SUPPLIED DATA -
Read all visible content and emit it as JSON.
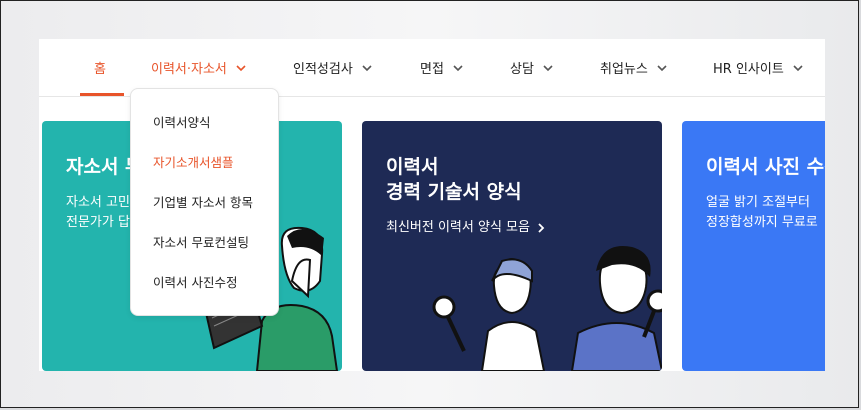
{
  "nav": {
    "items": [
      {
        "label": "홈",
        "has_chevron": false,
        "active": true
      },
      {
        "label": "이력서·자소서",
        "has_chevron": true,
        "open": true
      },
      {
        "label": "인적성검사",
        "has_chevron": true
      },
      {
        "label": "면접",
        "has_chevron": true
      },
      {
        "label": "상담",
        "has_chevron": true
      },
      {
        "label": "취업뉴스",
        "has_chevron": true
      },
      {
        "label": "HR 인사이트",
        "has_chevron": true
      }
    ]
  },
  "dropdown": {
    "items": [
      {
        "label": "이력서양식"
      },
      {
        "label": "자기소개서샘플",
        "highlighted": true
      },
      {
        "label": "기업별 자소서 항목"
      },
      {
        "label": "자소서 무료컨설팅"
      },
      {
        "label": "이력서 사진수정"
      }
    ]
  },
  "cards": [
    {
      "title": "자소서 무",
      "sub_line1": "자소서 고민",
      "sub_line2": "전문가가 답",
      "color": "#23b4ad"
    },
    {
      "title_line1": "이력서",
      "title_line2": "경력 기술서 양식",
      "sub": "최신버전 이력서 양식 모음",
      "color": "#1e2a55"
    },
    {
      "title": "이력서 사진 수정",
      "sub_line1": "얼굴 밝기 조절부터",
      "sub_line2": "정장합성까지 무료로",
      "color": "#3a78f5"
    }
  ],
  "colors": {
    "accent": "#e8542a",
    "teal": "#23b4ad",
    "navy": "#1e2a55",
    "blue": "#3a78f5"
  },
  "icons": {
    "chevron": "chevron-down-icon",
    "arrow": "chevron-right-icon"
  }
}
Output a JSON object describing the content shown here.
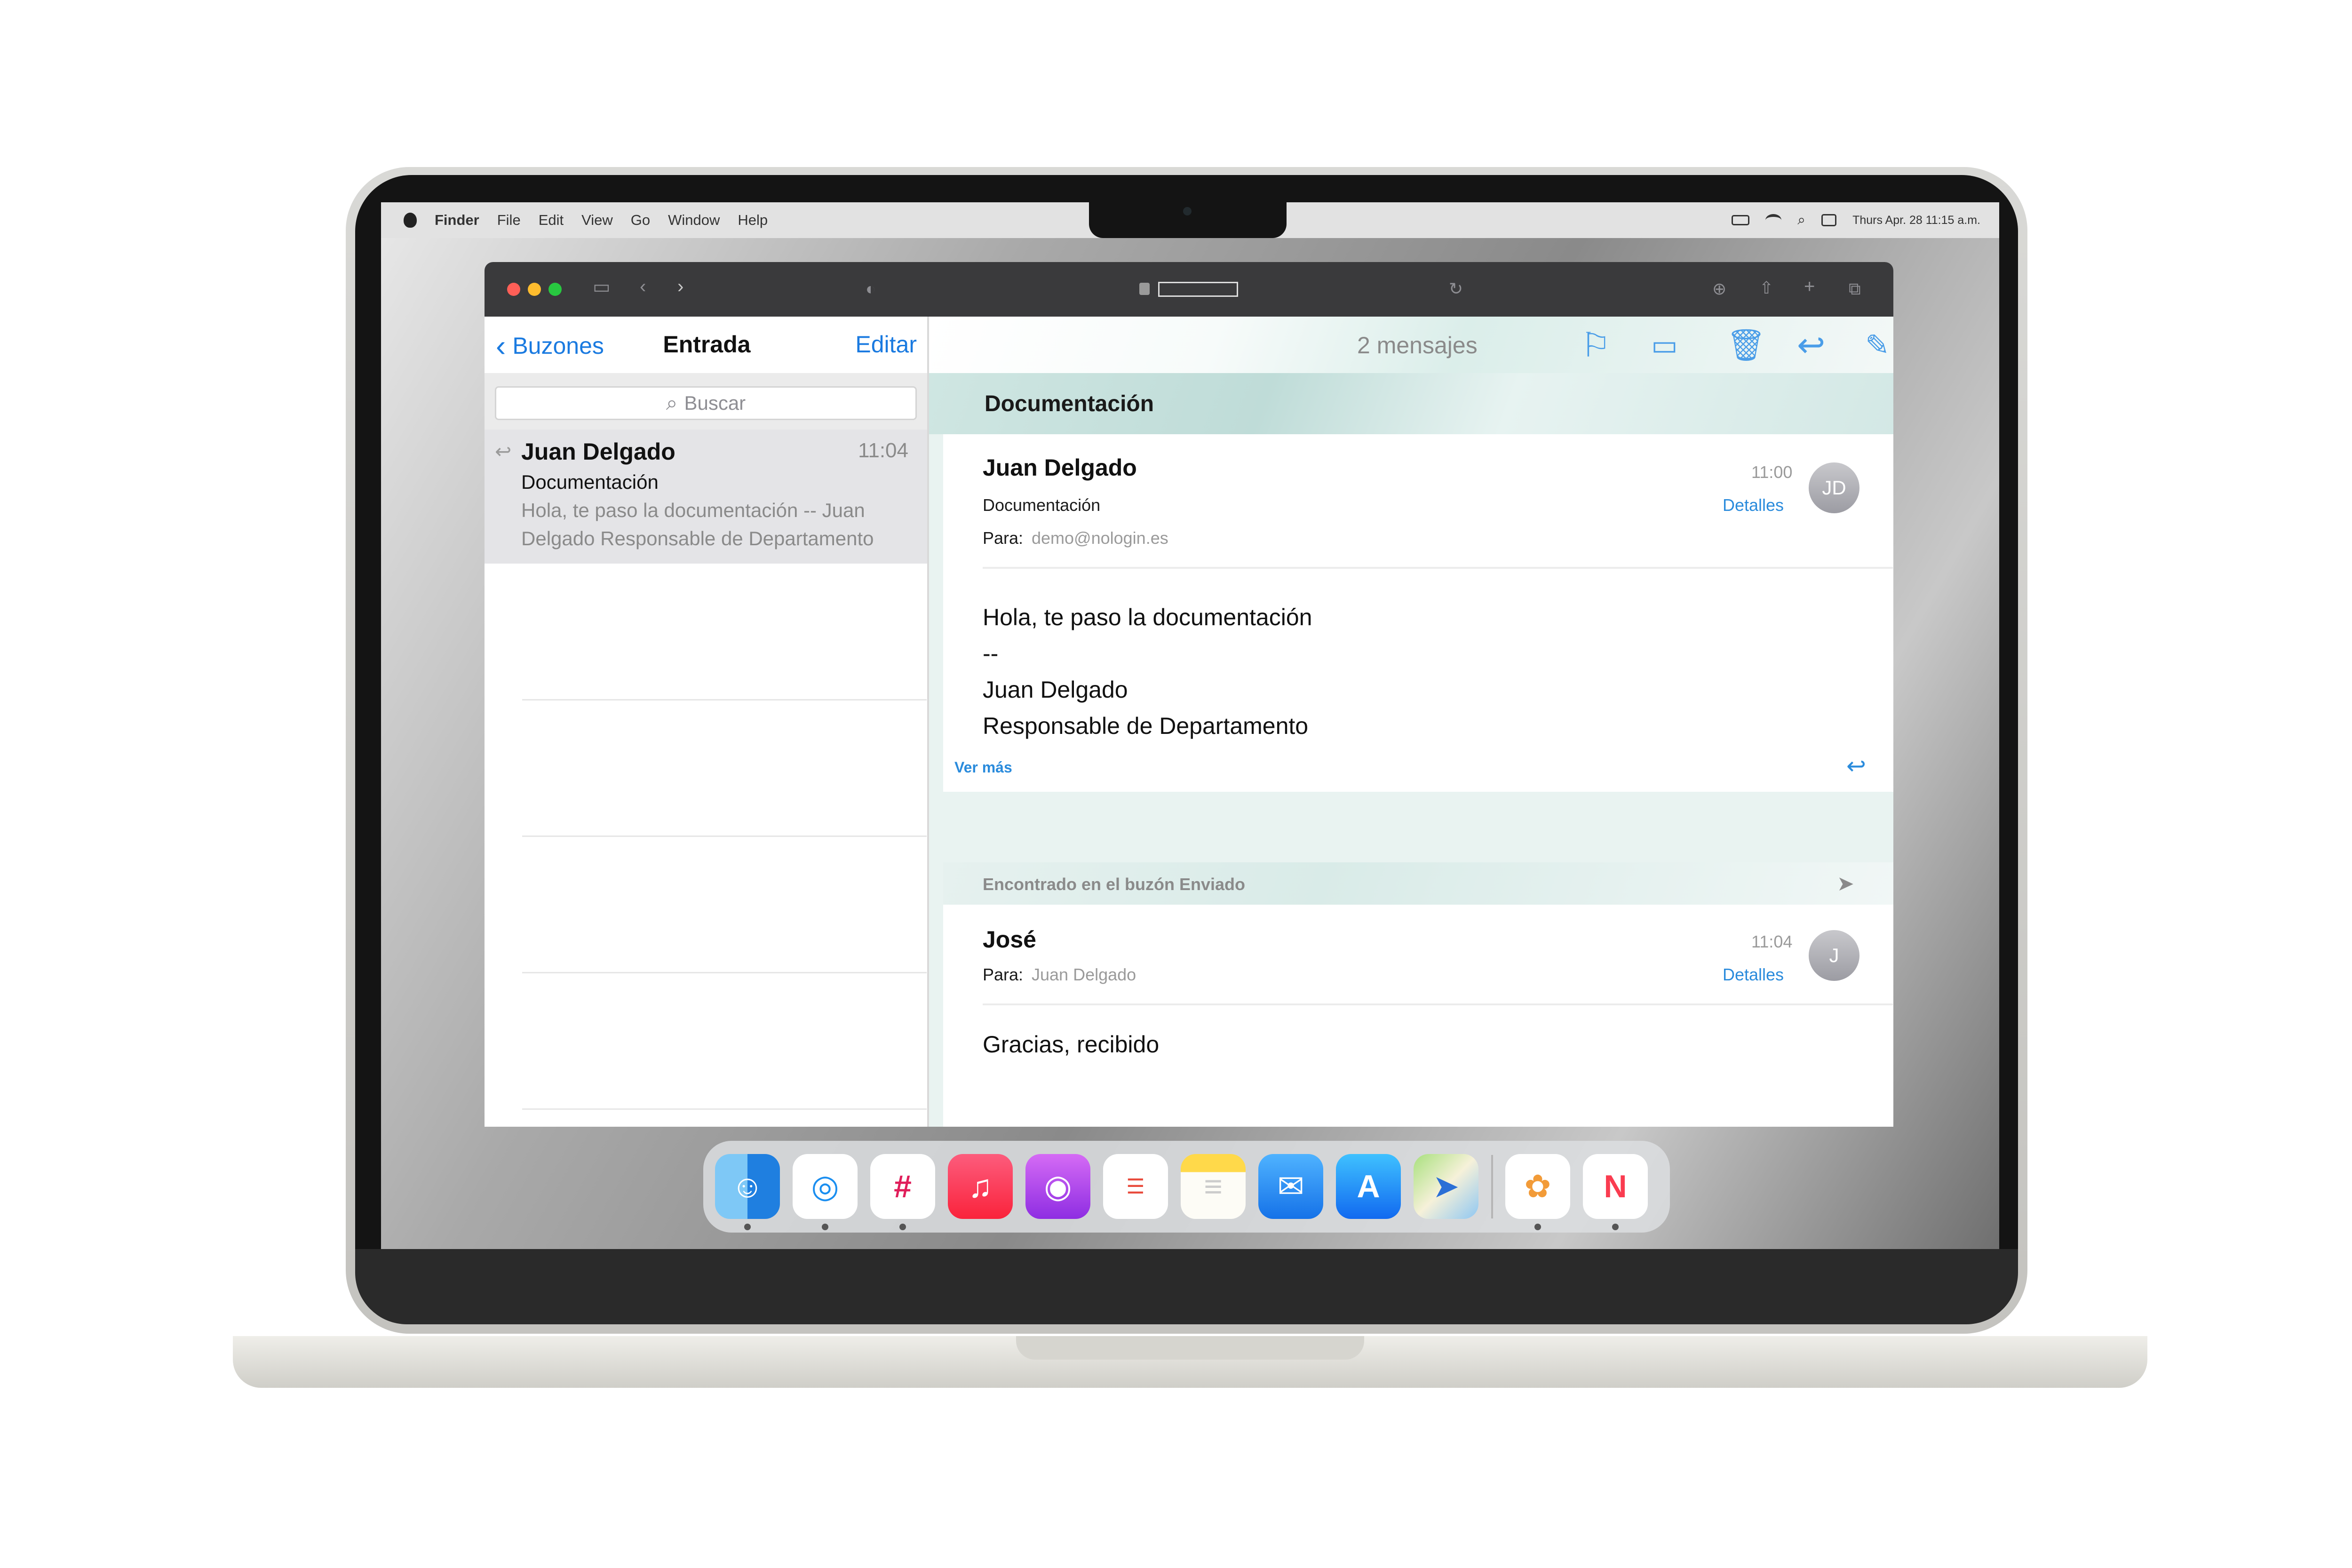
{
  "menubar": {
    "app_name": "Finder",
    "items": [
      "File",
      "Edit",
      "View",
      "Go",
      "Window",
      "Help"
    ],
    "datetime": "Thurs Apr. 28 11:15 a.m."
  },
  "mail": {
    "list": {
      "back_label": "Buzones",
      "title": "Entrada",
      "edit_label": "Editar",
      "search_placeholder": "Buscar",
      "messages": [
        {
          "sender": "Juan Delgado",
          "time": "11:04",
          "subject": "Documentación",
          "preview_line1": "Hola, te paso la documentación -- Juan",
          "preview_line2": "Delgado Responsable de Departamento"
        }
      ]
    },
    "reader": {
      "message_count": "2 mensajes",
      "subject": "Documentación",
      "first": {
        "sender": "Juan Delgado",
        "subject": "Documentación",
        "to_label": "Para:",
        "to": "demo@nologin.es",
        "time": "11:00",
        "details": "Detalles",
        "avatar": "JD",
        "body": [
          "Hola, te paso la documentación",
          "--",
          "Juan Delgado",
          "Responsable de Departamento"
        ],
        "see_more": "Ver más"
      },
      "found_in": "Encontrado en el buzón Enviado",
      "second": {
        "sender": "José",
        "to_label": "Para:",
        "to": "Juan Delgado",
        "time": "11:04",
        "details": "Detalles",
        "avatar": "J",
        "body": "Gracias, recibido"
      }
    }
  },
  "dock": {
    "apps": [
      "finder-icon",
      "safari-icon",
      "slack-icon",
      "music-icon",
      "podcasts-icon",
      "reminders-icon",
      "notes-icon",
      "mail-icon",
      "app-store-icon",
      "maps-icon",
      "photos-icon",
      "news-icon"
    ]
  },
  "colors": {
    "accent_blue": "#1a7ae0",
    "traffic_red": "#ff5f57",
    "traffic_yellow": "#febc2e",
    "traffic_green": "#28c840"
  }
}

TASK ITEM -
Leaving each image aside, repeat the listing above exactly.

PROBLEM SOLUTION -
Read all visible content and emit it as JSON.
{
  "nav": {
    "items": [
      {
        "label": "홈",
        "has_chevron": false,
        "active": true
      },
      {
        "label": "이력서·자소서",
        "has_chevron": true,
        "open": true
      },
      {
        "label": "인적성검사",
        "has_chevron": true
      },
      {
        "label": "면접",
        "has_chevron": true
      },
      {
        "label": "상담",
        "has_chevron": true
      },
      {
        "label": "취업뉴스",
        "has_chevron": true
      },
      {
        "label": "HR 인사이트",
        "has_chevron": true
      }
    ]
  },
  "dropdown": {
    "items": [
      {
        "label": "이력서양식"
      },
      {
        "label": "자기소개서샘플",
        "highlighted": true
      },
      {
        "label": "기업별 자소서 항목"
      },
      {
        "label": "자소서 무료컨설팅"
      },
      {
        "label": "이력서 사진수정"
      }
    ]
  },
  "cards": [
    {
      "title": "자소서 무",
      "sub_line1": "자소서 고민",
      "sub_line2": "전문가가 답",
      "color": "#23b4ad"
    },
    {
      "title_line1": "이력서",
      "title_line2": "경력 기술서 양식",
      "sub": "최신버전 이력서 양식 모음",
      "color": "#1e2a55"
    },
    {
      "title": "이력서 사진 수정",
      "sub_line1": "얼굴 밝기 조절부터",
      "sub_line2": "정장합성까지 무료로",
      "color": "#3a78f5"
    }
  ],
  "colors": {
    "accent": "#e8542a",
    "teal": "#23b4ad",
    "navy": "#1e2a55",
    "blue": "#3a78f5"
  },
  "icons": {
    "chevron": "chevron-down-icon",
    "arrow": "chevron-right-icon"
  }
}
Output a JSON object describing the content shown here.
{
  "menubar": {
    "app_name": "Finder",
    "items": [
      "File",
      "Edit",
      "View",
      "Go",
      "Window",
      "Help"
    ],
    "datetime": "Thurs Apr. 28 11:15 a.m."
  },
  "mail": {
    "list": {
      "back_label": "Buzones",
      "title": "Entrada",
      "edit_label": "Editar",
      "search_placeholder": "Buscar",
      "messages": [
        {
          "sender": "Juan Delgado",
          "time": "11:04",
          "subject": "Documentación",
          "preview_line1": "Hola, te paso la documentación -- Juan",
          "preview_line2": "Delgado Responsable de Departamento"
        }
      ]
    },
    "reader": {
      "message_count": "2 mensajes",
      "subject": "Documentación",
      "first": {
        "sender": "Juan Delgado",
        "subject": "Documentación",
        "to_label": "Para:",
        "to": "demo@nologin.es",
        "time": "11:00",
        "details": "Detalles",
        "avatar": "JD",
        "body": [
          "Hola, te paso la documentación",
          "--",
          "Juan Delgado",
          "Responsable de Departamento"
        ],
        "see_more": "Ver más"
      },
      "found_in": "Encontrado en el buzón Enviado",
      "second": {
        "sender": "José",
        "to_label": "Para:",
        "to": "Juan Delgado",
        "time": "11:04",
        "details": "Detalles",
        "avatar": "J",
        "body": "Gracias, recibido"
      }
    }
  },
  "dock": {
    "apps": [
      "finder-icon",
      "safari-icon",
      "slack-icon",
      "music-icon",
      "podcasts-icon",
      "reminders-icon",
      "notes-icon",
      "mail-icon",
      "app-store-icon",
      "maps-icon",
      "photos-icon",
      "news-icon"
    ]
  },
  "colors": {
    "accent_blue": "#1a7ae0",
    "traffic_red": "#ff5f57",
    "traffic_yellow": "#febc2e",
    "traffic_green": "#28c840"
  }
}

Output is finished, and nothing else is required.